Task details
The following entries are to be repeated exactly, and the pictures are to be left behind.

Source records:
***

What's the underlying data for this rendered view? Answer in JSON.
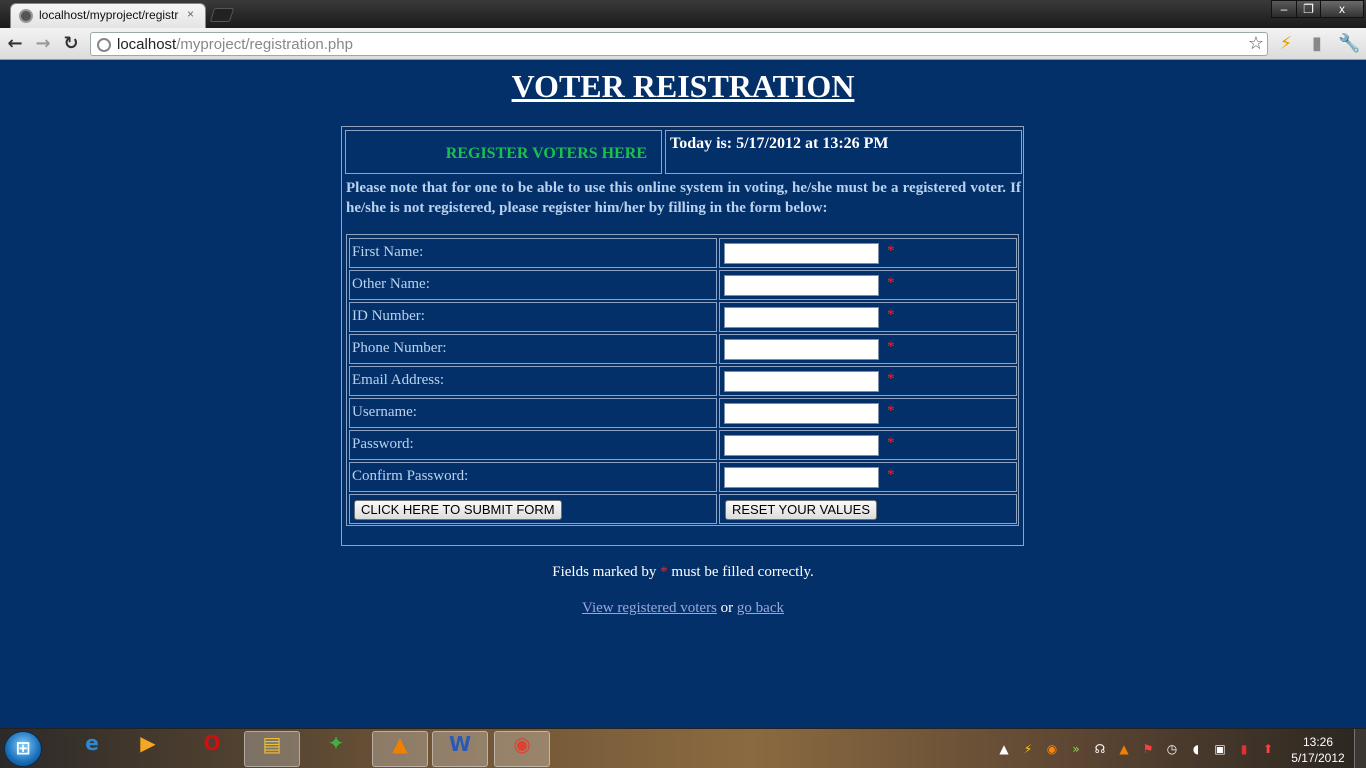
{
  "browser": {
    "tab_title": "localhost/myproject/registr",
    "tab_close": "×",
    "url_host": "localhost",
    "url_path": "/myproject/registration.php",
    "window_buttons": {
      "minimize": "–",
      "maximize": "❐",
      "close": "x"
    }
  },
  "page": {
    "title": "VOTER REISTRATION",
    "register_heading": "REGISTER VOTERS HERE",
    "date_text": "Today is: 5/17/2012 at 13:26 PM",
    "notice": "Please note that for one to be able to use this online system in voting, he/she must be a registered voter. If he/she is not registered, please register him/her by filling in the form below:",
    "fields": [
      {
        "label": "First Name:",
        "value": ""
      },
      {
        "label": "Other Name:",
        "value": ""
      },
      {
        "label": "ID Number:",
        "value": ""
      },
      {
        "label": "Phone Number:",
        "value": ""
      },
      {
        "label": "Email Address:",
        "value": ""
      },
      {
        "label": "Username:",
        "value": ""
      },
      {
        "label": "Password:",
        "value": ""
      },
      {
        "label": "Confirm Password:",
        "value": ""
      }
    ],
    "required_marker": "*",
    "submit_label": "CLICK HERE TO SUBMIT FORM",
    "reset_label": "RESET YOUR VALUES",
    "footnote_before": "Fields marked by",
    "footnote_after": "must be filled correctly.",
    "link_view": "View registered voters",
    "link_sep": "or",
    "link_back": "go back"
  },
  "taskbar": {
    "clock_time": "13:26",
    "clock_date": "5/17/2012"
  },
  "colors": {
    "page_bg": "#04306a",
    "heading_green": "#19c24d",
    "label_blue": "#b9d2ee",
    "required_red": "#ff2020",
    "link": "#9aa8d8"
  }
}
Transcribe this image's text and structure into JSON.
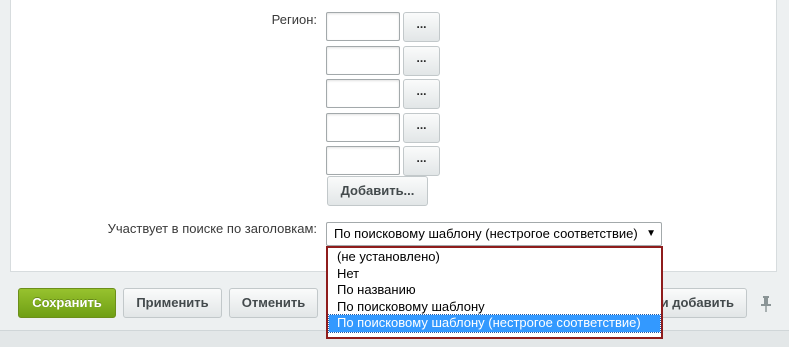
{
  "form": {
    "region_label": "Регион:",
    "region_inputs": [
      "",
      "",
      "",
      "",
      ""
    ],
    "dots_label": "...",
    "add_label": "Добавить...",
    "search_label": "Участвует в поиске по заголовкам:",
    "search_select": {
      "selected": "По поисковому шаблону (нестрогое соответствие)",
      "options": [
        "(не установлено)",
        "Нет",
        "По названию",
        "По поисковому шаблону",
        "По поисковому шаблону (нестрогое соответствие)"
      ],
      "selected_index": 4
    }
  },
  "footer": {
    "save_label": "Сохранить",
    "apply_label": "Применить",
    "cancel_label": "Отменить",
    "save_and_add_label": "и добавить"
  },
  "icons": {
    "pin": "pin-icon",
    "dropdown_arrow": "chevron-down-icon"
  },
  "colors": {
    "save_button": "#7fae1f",
    "selected_option": "#3399ff",
    "dropdown_border": "#8e1c1c"
  }
}
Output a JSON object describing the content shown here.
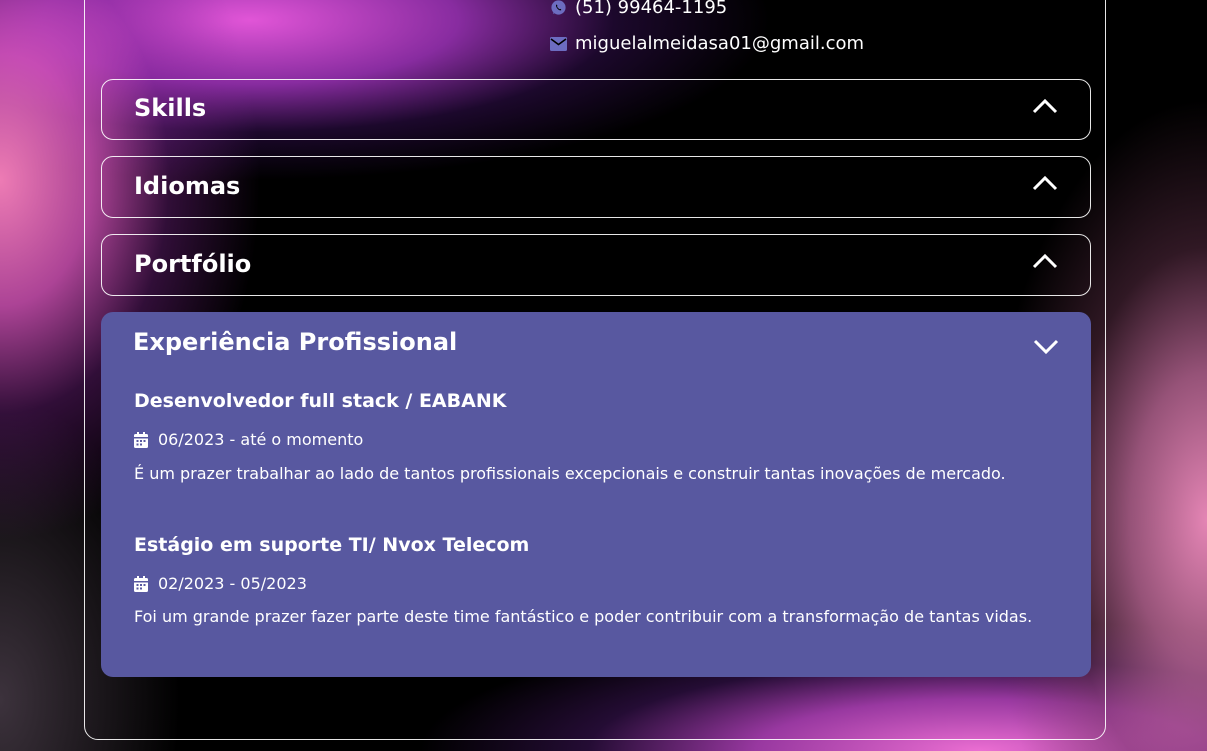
{
  "contact": {
    "phone": "(51) 99464-1195",
    "phone_icon": "whatsapp-icon",
    "email": "miguelalmeidasa01@gmail.com",
    "email_icon": "envelope-icon"
  },
  "sections": {
    "skills": {
      "label": "Skills",
      "icon": "chevron-up-icon",
      "expanded": false
    },
    "idiomas": {
      "label": "Idiomas",
      "icon": "chevron-up-icon",
      "expanded": false
    },
    "portfolio": {
      "label": "Portfólio",
      "icon": "chevron-up-icon",
      "expanded": false
    },
    "experiencia": {
      "label": "Experiência Profissional",
      "icon": "chevron-down-icon",
      "expanded": true,
      "jobs": [
        {
          "title": "Desenvolvedor full stack / EABANK",
          "date": "06/2023 - até o momento",
          "description": "É um prazer trabalhar ao lado de tantos profissionais excepcionais e construir tantas inovações de mercado."
        },
        {
          "title": "Estágio em suporte TI/ Nvox Telecom",
          "date": "02/2023 - 05/2023",
          "description": "Foi um grande prazer fazer parte deste time fantástico e poder contribuir com a transformação de tantas vidas."
        }
      ]
    }
  },
  "colors": {
    "panel_expanded": "#5858a0",
    "icon_accent": "#6c6cc0",
    "background": "#000000"
  }
}
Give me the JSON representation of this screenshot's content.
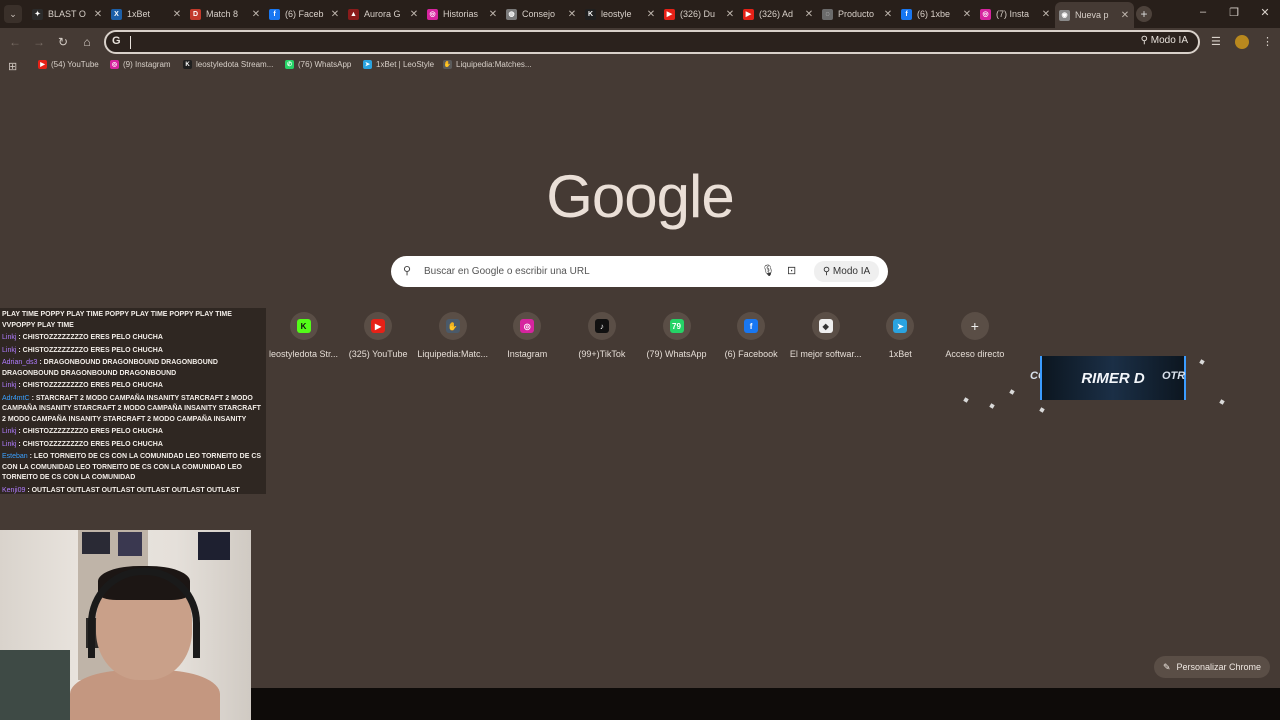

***

Task output
What's the underlying data for this rendered view? Answer in JSON.
{
  "browser": {
    "tab_title": "localhost/myproject/registr",
    "tab_close": "×",
    "url_host": "localhost",
    "url_path": "/myproject/registration.php",
    "window_buttons": {
      "minimize": "–",
      "maximize": "❐",
      "close": "x"
    }
  },
  "page": {
    "title": "VOTER REISTRATION",
    "register_heading": "REGISTER VOTERS HERE",
    "date_text": "Today is: 5/17/2012 at 13:26 PM",
    "notice": "Please note that for one to be able to use this online system in voting, he/she must be a registered voter. If he/she is not registered, please register him/her by filling in the form below:",
    "fields": [
      {
        "label": "First Name:",
        "value": ""
      },
      {
        "label": "Other Name:",
        "value": ""
      },
      {
        "label": "ID Number:",
        "value": ""
      },
      {
        "label": "Phone Number:",
        "value": ""
      },
      {
        "label": "Email Address:",
        "value": ""
      },
      {
        "label": "Username:",
        "value": ""
      },
      {
        "label": "Password:",
        "value": ""
      },
      {
        "label": "Confirm Password:",
        "value": ""
      }
    ],
    "required_marker": "*",
    "submit_label": "CLICK HERE TO SUBMIT FORM",
    "reset_label": "RESET YOUR VALUES",
    "footnote_before": "Fields marked by",
    "footnote_after": "must be filled correctly.",
    "link_view": "View registered voters",
    "link_sep": "or",
    "link_back": "go back"
  },
  "taskbar": {
    "clock_time": "13:26",
    "clock_date": "5/17/2012"
  },
  "colors": {
    "page_bg": "#04306a",
    "heading_green": "#19c24d",
    "label_blue": "#b9d2ee",
    "required_red": "#ff2020",
    "link": "#9aa8d8"
  }
}
Transcribe this image's text and structure into JSON.
{
  "form": {
    "region_label": "Регион:",
    "region_inputs": [
      "",
      "",
      "",
      "",
      ""
    ],
    "dots_label": "...",
    "add_label": "Добавить...",
    "search_label": "Участвует в поиске по заголовкам:",
    "search_select": {
      "selected": "По поисковому шаблону (нестрогое соответствие)",
      "options": [
        "(не установлено)",
        "Нет",
        "По названию",
        "По поисковому шаблону",
        "По поисковому шаблону (нестрогое соответствие)"
      ],
      "selected_index": 4
    }
  },
  "footer": {
    "save_label": "Сохранить",
    "apply_label": "Применить",
    "cancel_label": "Отменить",
    "save_and_add_label": "и добавить"
  },
  "icons": {
    "pin": "pin-icon",
    "dropdown_arrow": "chevron-down-icon"
  },
  "colors": {
    "save_button": "#7fae1f",
    "selected_option": "#3399ff",
    "dropdown_border": "#8e1c1c"
  }
}
Output a JSON object describing the content shown here.
{
  "contact": {
    "phone": "(51) 99464-1195",
    "phone_icon": "whatsapp-icon",
    "email": "miguelalmeidasa01@gmail.com",
    "email_icon": "envelope-icon"
  },
  "sections": {
    "skills": {
      "label": "Skills",
      "icon": "chevron-up-icon",
      "expanded": false
    },
    "idiomas": {
      "label": "Idiomas",
      "icon": "chevron-up-icon",
      "expanded": false
    },
    "portfolio": {
      "label": "Portfólio",
      "icon": "chevron-up-icon",
      "expanded": false
    },
    "experiencia": {
      "label": "Experiência Profissional",
      "icon": "chevron-down-icon",
      "expanded": true,
      "jobs": [
        {
          "title": "Desenvolvedor full stack / EABANK",
          "date": "06/2023 - até o momento",
          "description": "É um prazer trabalhar ao lado de tantos profissionais excepcionais e construir tantas inovações de mercado."
        },
        {
          "title": "Estágio em suporte TI/ Nvox Telecom",
          "date": "02/2023 - 05/2023",
          "description": "Foi um grande prazer fazer parte deste time fantástico e poder contribuir com a transformação de tantas vidas."
        }
      ]
    }
  },
  "colors": {
    "panel_expanded": "#5858a0",
    "icon_accent": "#6c6cc0",
    "background": "#000000"
  }
}
Give me the JSON representation of this screenshot's content.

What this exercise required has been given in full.